To check the moisture level, pull back a corner of the sod and push a screwdriver or other sharp tool into the soil. It should push in easily and have moisture along the first 3 to 4 inches (7 - 10 cm). If it is hard to push in the probe or the soil appears dry at the 3 to 4 inch (7 – 10 cm) level, you need to apply more water.
As the turfgrass sod starts to knit its new roots into the soil, check soil moisture depth by pushing the sharp tool through the turfgrass and into the soil.
For two weeks following the sod installation, keep the below-turf soil surface moist with daily watering, or more frequent watering if weather conditions are drying.
No matter what type of installation method was used, once the new turfgrass is well established, most lawns will grow very well with a maximum total of one inch (2.5 cm) of water a week. This amount may come either from rain, applied water, or a combination of the two. This amount of water, properly and evenly applied, will saturate the underlying soil to a depth of 4 to 6 inches (10 to 15 cm).
For established lawns, Infrequent and deep watering is preferred to frequent and shallow watering because the turfgrass roots will only grow as deeply as their most frequently available water supply.
Deeply rooted turfgrass has a larger "soil-water bank" to draw moisture from and this will help the grass survive drought and hot weather that rapidly dries out the upper soil layer.
Once your new lawn is well established, you’ll want to develop a long-term maintenance program. Knowing when and how to mow, fertilize, aerate, control thatch levels, monitor and control weeds, insects and diseases, and irrigate your new lawn is important.
Each species of grass has its own “care and feeding” requirements, so match these procedures to the specific needs of your lawn under your seasonal growing conditions.

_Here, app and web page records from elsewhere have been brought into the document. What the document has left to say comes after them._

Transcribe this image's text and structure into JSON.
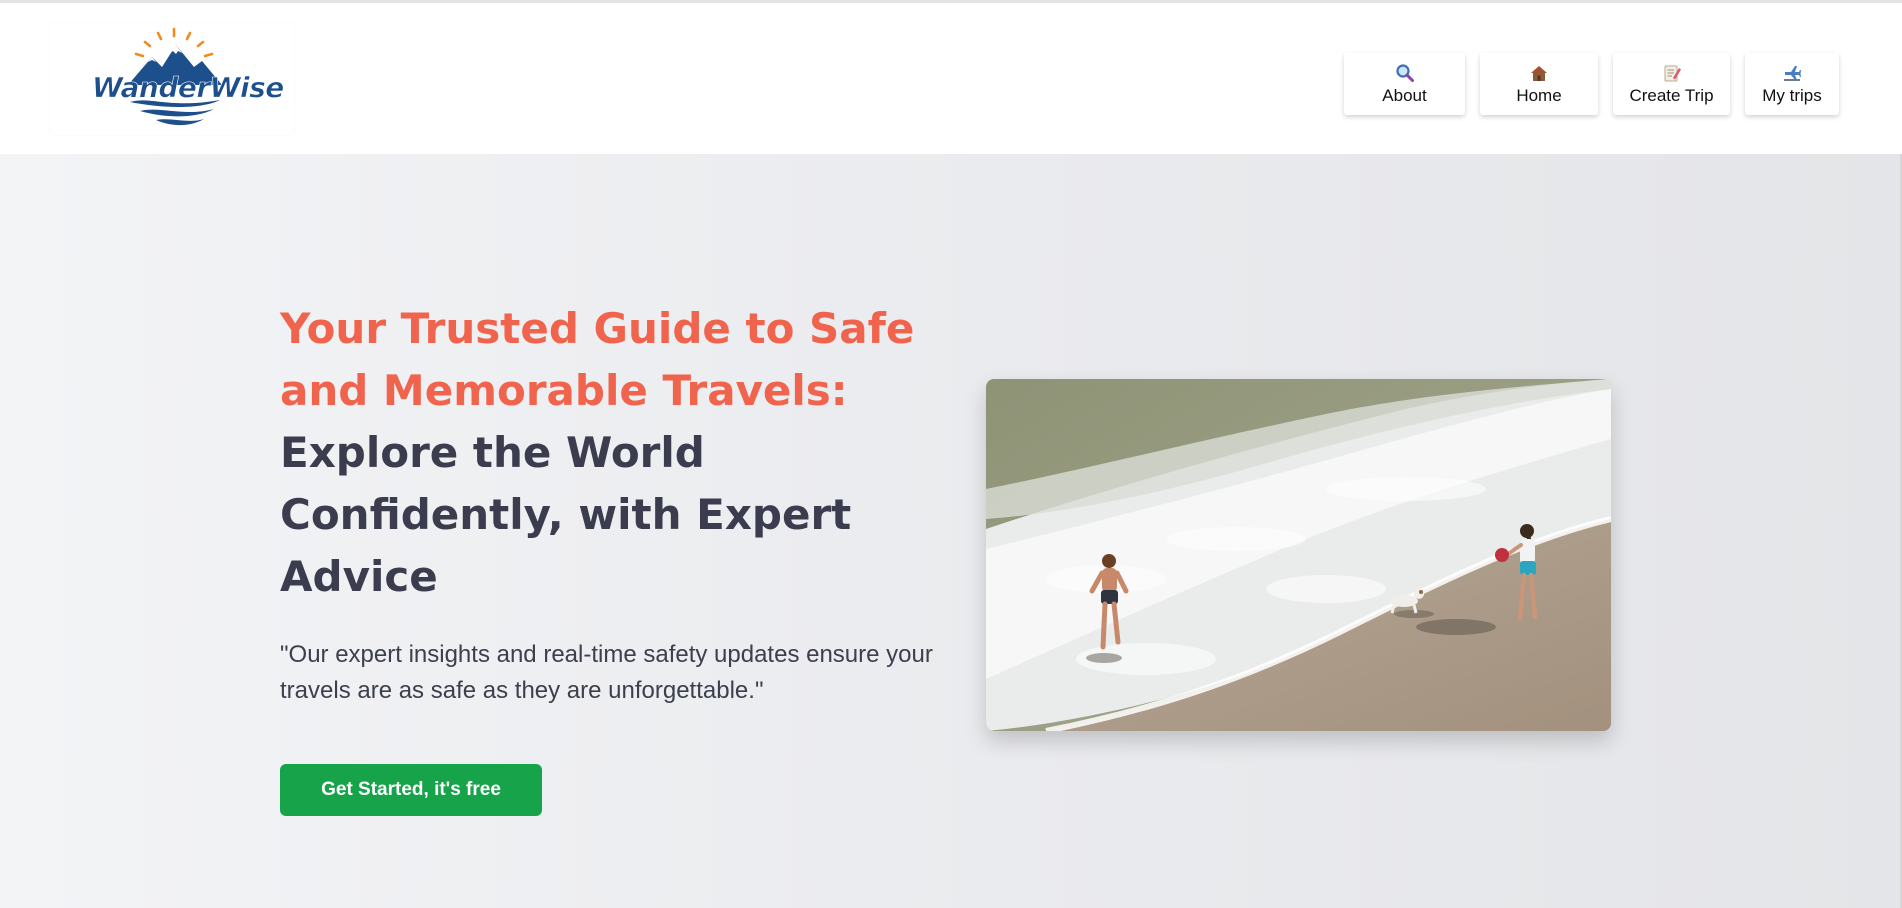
{
  "brand": {
    "logo_text": "WanderWise"
  },
  "nav": {
    "items": [
      {
        "label": "About",
        "icon": "magnifier-icon"
      },
      {
        "label": "Home",
        "icon": "house-icon"
      },
      {
        "label": "Create Trip",
        "icon": "memo-icon"
      },
      {
        "label": "My trips",
        "icon": "airplane-icon"
      }
    ]
  },
  "hero": {
    "headline_accent": "Your Trusted Guide to Safe and Memorable Travels:",
    "headline_rest": "Explore the World Confidently, with Expert Advice",
    "quote": "\"Our expert insights and real-time safety updates ensure your travels are as safe as they are unforgettable.\"",
    "cta_label": "Get Started, it's free",
    "image_alt": "Aerial view of a beach with two people and a dog at the waterline"
  },
  "colors": {
    "accent": "#f0634c",
    "headline": "#3b3d4e",
    "cta": "#16a349",
    "brand_blue": "#1d4f8c",
    "sun": "#f08a24"
  }
}
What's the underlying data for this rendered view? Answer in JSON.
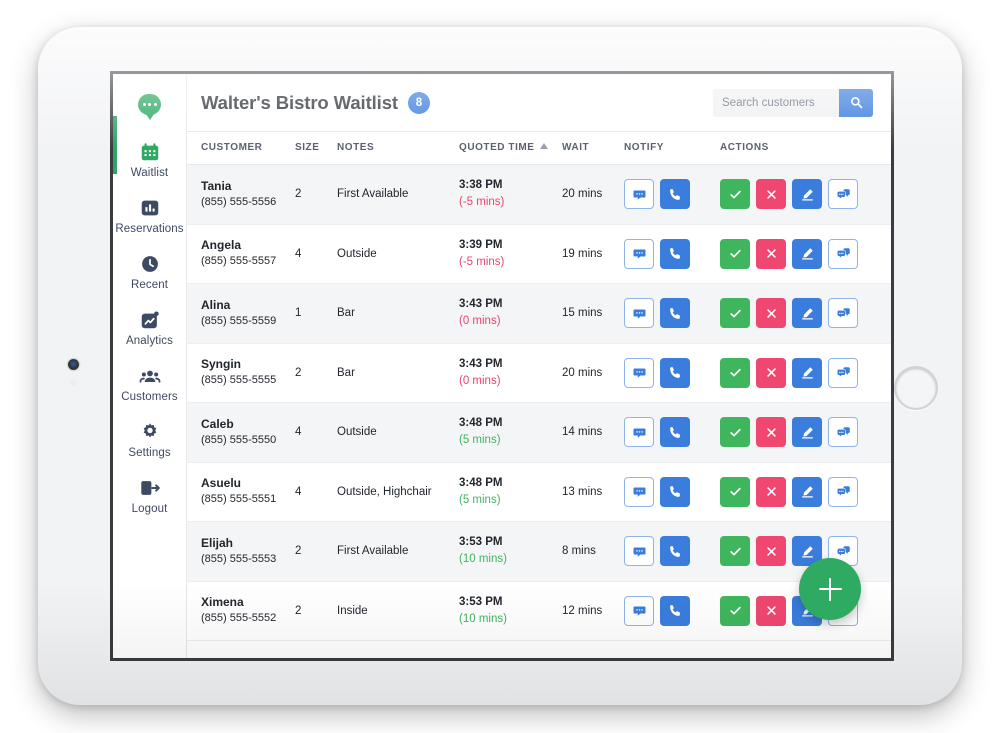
{
  "app": {
    "brand_icon": "chat-bubble-logo",
    "accent_green": "#2fa862",
    "accent_blue": "#3b7ddd",
    "late_color": "#e8456c",
    "early_color": "#3fb65d"
  },
  "sidebar": {
    "items": [
      {
        "label": "Waitlist",
        "icon": "calendar-icon",
        "active": true
      },
      {
        "label": "Reservations",
        "icon": "bar-chart-icon",
        "active": false
      },
      {
        "label": "Recent",
        "icon": "clock-icon",
        "active": false
      },
      {
        "label": "Analytics",
        "icon": "trend-up-icon",
        "active": false
      },
      {
        "label": "Customers",
        "icon": "people-icon",
        "active": false
      },
      {
        "label": "Settings",
        "icon": "gear-icon",
        "active": false
      },
      {
        "label": "Logout",
        "icon": "logout-icon",
        "active": false
      }
    ]
  },
  "header": {
    "title": "Walter's Bistro Waitlist",
    "count_badge": "8"
  },
  "search": {
    "placeholder": "Search customers",
    "value": "",
    "button_icon": "search-icon"
  },
  "table": {
    "columns": [
      {
        "key": "customer",
        "label": "CUSTOMER"
      },
      {
        "key": "size",
        "label": "SIZE"
      },
      {
        "key": "notes",
        "label": "NOTES"
      },
      {
        "key": "quoted_time",
        "label": "QUOTED TIME",
        "sorted": "asc"
      },
      {
        "key": "wait",
        "label": "WAIT"
      },
      {
        "key": "notify",
        "label": "NOTIFY"
      },
      {
        "key": "actions",
        "label": "ACTIONS"
      }
    ],
    "notify_buttons": [
      {
        "name": "sms-button",
        "icon": "chat-bubble-icon",
        "style": "outline"
      },
      {
        "name": "call-button",
        "icon": "phone-icon",
        "style": "blue"
      }
    ],
    "action_buttons": [
      {
        "name": "seat-button",
        "icon": "check-icon",
        "style": "green"
      },
      {
        "name": "remove-button",
        "icon": "close-icon",
        "style": "red"
      },
      {
        "name": "edit-button",
        "icon": "pencil-icon",
        "style": "blue"
      },
      {
        "name": "messages-button",
        "icon": "conversation-icon",
        "style": "outline"
      }
    ],
    "rows": [
      {
        "name": "Tania",
        "phone": "(855) 555-5556",
        "size": "2",
        "notes": "First Available",
        "quoted_time": "3:38 PM",
        "delta": "(-5 mins)",
        "delta_state": "late",
        "wait": "20 mins"
      },
      {
        "name": "Angela",
        "phone": "(855) 555-5557",
        "size": "4",
        "notes": "Outside",
        "quoted_time": "3:39 PM",
        "delta": "(-5 mins)",
        "delta_state": "late",
        "wait": "19 mins"
      },
      {
        "name": "Alina",
        "phone": "(855) 555-5559",
        "size": "1",
        "notes": "Bar",
        "quoted_time": "3:43 PM",
        "delta": "(0 mins)",
        "delta_state": "late",
        "wait": "15 mins"
      },
      {
        "name": "Syngin",
        "phone": "(855) 555-5555",
        "size": "2",
        "notes": "Bar",
        "quoted_time": "3:43 PM",
        "delta": "(0 mins)",
        "delta_state": "late",
        "wait": "20 mins"
      },
      {
        "name": "Caleb",
        "phone": "(855) 555-5550",
        "size": "4",
        "notes": "Outside",
        "quoted_time": "3:48 PM",
        "delta": "(5 mins)",
        "delta_state": "early",
        "wait": "14 mins"
      },
      {
        "name": "Asuelu",
        "phone": "(855) 555-5551",
        "size": "4",
        "notes": "Outside, Highchair",
        "quoted_time": "3:48 PM",
        "delta": "(5 mins)",
        "delta_state": "early",
        "wait": "13 mins"
      },
      {
        "name": "Elijah",
        "phone": "(855) 555-5553",
        "size": "2",
        "notes": "First Available",
        "quoted_time": "3:53 PM",
        "delta": "(10 mins)",
        "delta_state": "early",
        "wait": "8 mins"
      },
      {
        "name": "Ximena",
        "phone": "(855) 555-5552",
        "size": "2",
        "notes": "Inside",
        "quoted_time": "3:53 PM",
        "delta": "(10 mins)",
        "delta_state": "early",
        "wait": "12 mins"
      }
    ]
  },
  "fab": {
    "name": "add-party-button",
    "icon": "plus-icon"
  }
}
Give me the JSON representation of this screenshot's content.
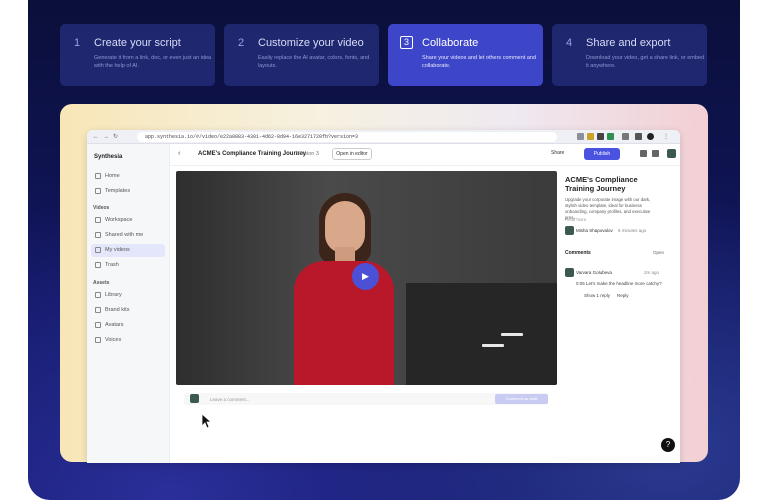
{
  "steps": [
    {
      "num": "1",
      "title": "Create your script",
      "desc": "Generate it from a link, doc, or even just an idea with the help of AI."
    },
    {
      "num": "2",
      "title": "Customize your video",
      "desc": "Easily replace the AI avatar, colors, fonts, and layouts."
    },
    {
      "num": "3",
      "title": "Collaborate",
      "desc": "Share your videos and let others comment and collaborate."
    },
    {
      "num": "4",
      "title": "Share and export",
      "desc": "Download your video, get a share link, or embed it anywhere."
    }
  ],
  "browser": {
    "url": "app.synthesia.io/#/video/e22a0883-4301-4d62-8d94-16e3271720fb?version=3"
  },
  "sidebar": {
    "brand": "Synthesia",
    "items_top": [
      "Home",
      "Templates"
    ],
    "videos_heading": "Videos",
    "items_videos": [
      "Workspace",
      "Shared with me",
      "My videos",
      "Trash"
    ],
    "assets_heading": "Assets",
    "items_assets": [
      "Library",
      "Brand kits",
      "Avatars",
      "Voices"
    ]
  },
  "topbar": {
    "back": "‹",
    "title": "ACME's Compliance Training Journey",
    "version": "Version 3",
    "open_editor": "Open in editor",
    "share": "Share",
    "publish": "Publish"
  },
  "comment_input": {
    "placeholder": "Leave a comment...",
    "button": "Comment as draft"
  },
  "panel": {
    "title": "ACME's Compliance Training Journey",
    "desc": "Upgrade your corporate image with our dark, stylish video template, ideal for business onboarding, company profiles, and executive pres...",
    "read_more": "Read more",
    "author": "Misha Shapovalov",
    "time": "5 minutes ago",
    "comments_heading": "Comments",
    "comments_filter": "Open",
    "comment": {
      "author": "Varvara Golubeva",
      "time": "2m ago",
      "text": "0:05 Let's make the headline more catchy?",
      "show_reply": "Show 1 reply",
      "reply": "Reply"
    }
  },
  "help": "?"
}
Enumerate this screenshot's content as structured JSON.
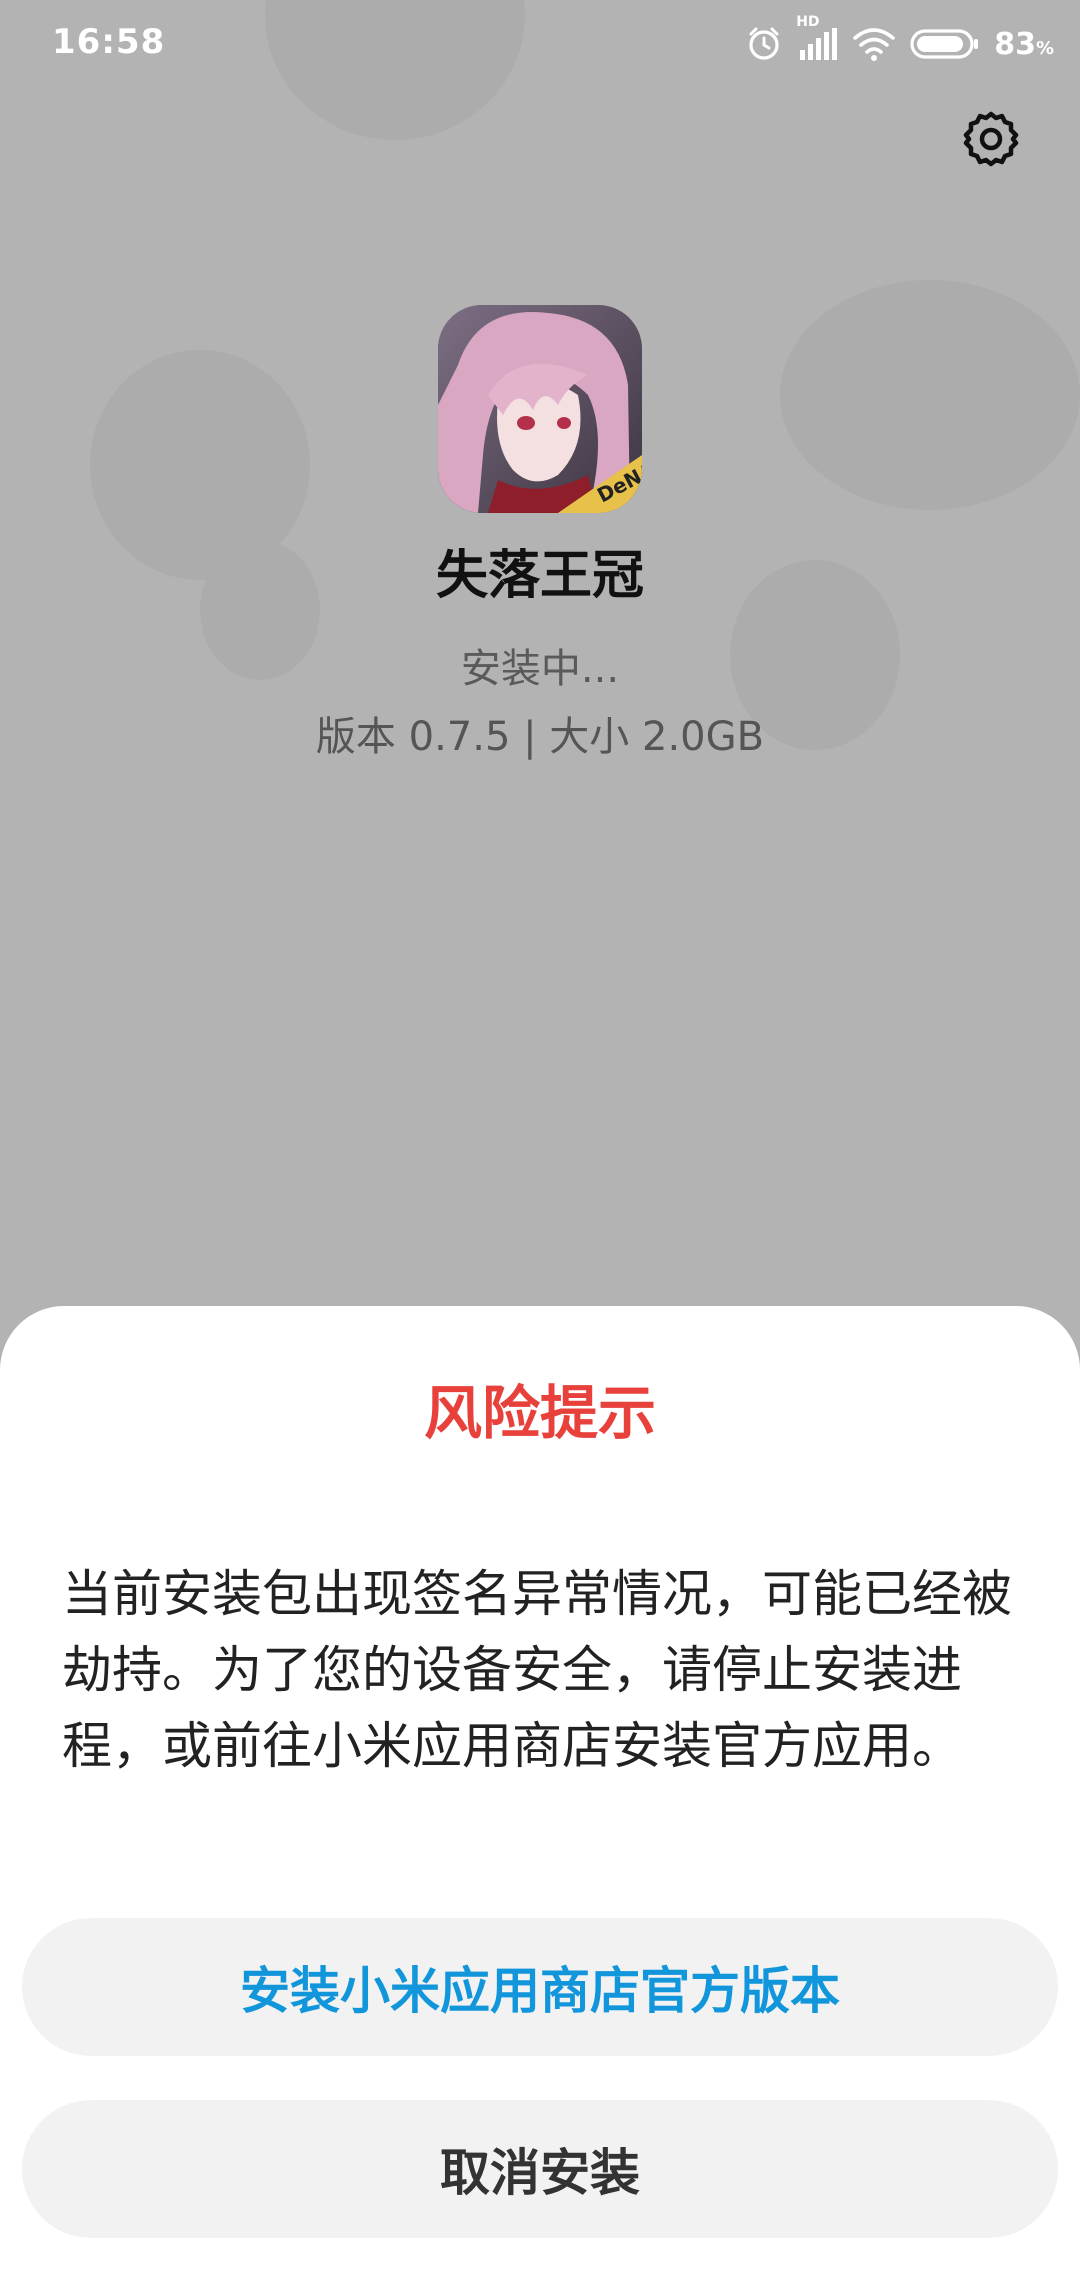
{
  "status_bar": {
    "time": "16:58",
    "battery_percent": "83",
    "battery_unit": "%",
    "network_label": "HD",
    "battery_level": 0.83,
    "icons": [
      "alarm-icon",
      "signal-icon",
      "wifi-icon",
      "battery-icon"
    ]
  },
  "toolbar": {
    "settings_icon": "gear-icon"
  },
  "app": {
    "name": "失落王冠",
    "status": "安装中...",
    "version_line": "版本 0.7.5 | 大小 2.0GB",
    "icon_badge": "DeNA"
  },
  "dialog": {
    "title": "风险提示",
    "message": "当前安装包出现签名异常情况，可能已经被劫持。为了您的设备安全，请停止安装进程，或前往小米应用商店安装官方应用。",
    "primary_button": "安装小米应用商店官方版本",
    "cancel_button": "取消安装"
  },
  "colors": {
    "title_red": "#e8403b",
    "link_blue": "#1296db",
    "overlay_gray": "#b3b3b3"
  }
}
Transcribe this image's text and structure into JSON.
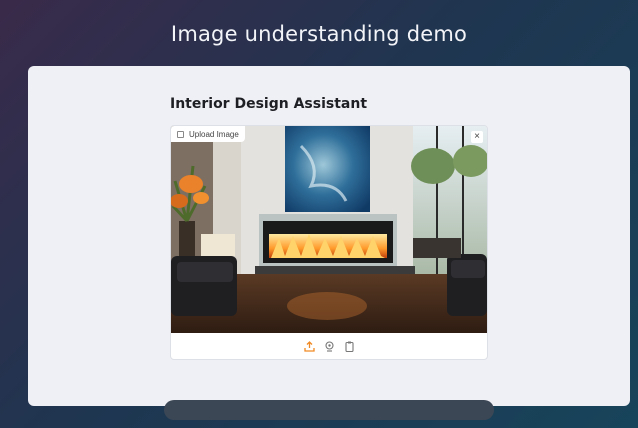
{
  "page": {
    "title": "Image understanding demo"
  },
  "section": {
    "heading": "Interior Design Assistant"
  },
  "upload": {
    "tab_label": "Upload Image",
    "clear_symbol": "×",
    "tools": [
      "upload-icon",
      "webcam-icon",
      "clipboard-icon"
    ]
  },
  "colors": {
    "accent": "#f08a24",
    "card_bg": "#eff0f5",
    "heading": "#1e1f24"
  }
}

Check out the links here for more detailed information. Additional resources for site-specific information are your county extension agent, the turfgrass specialist at your local garden center, or your professional regional sod producer.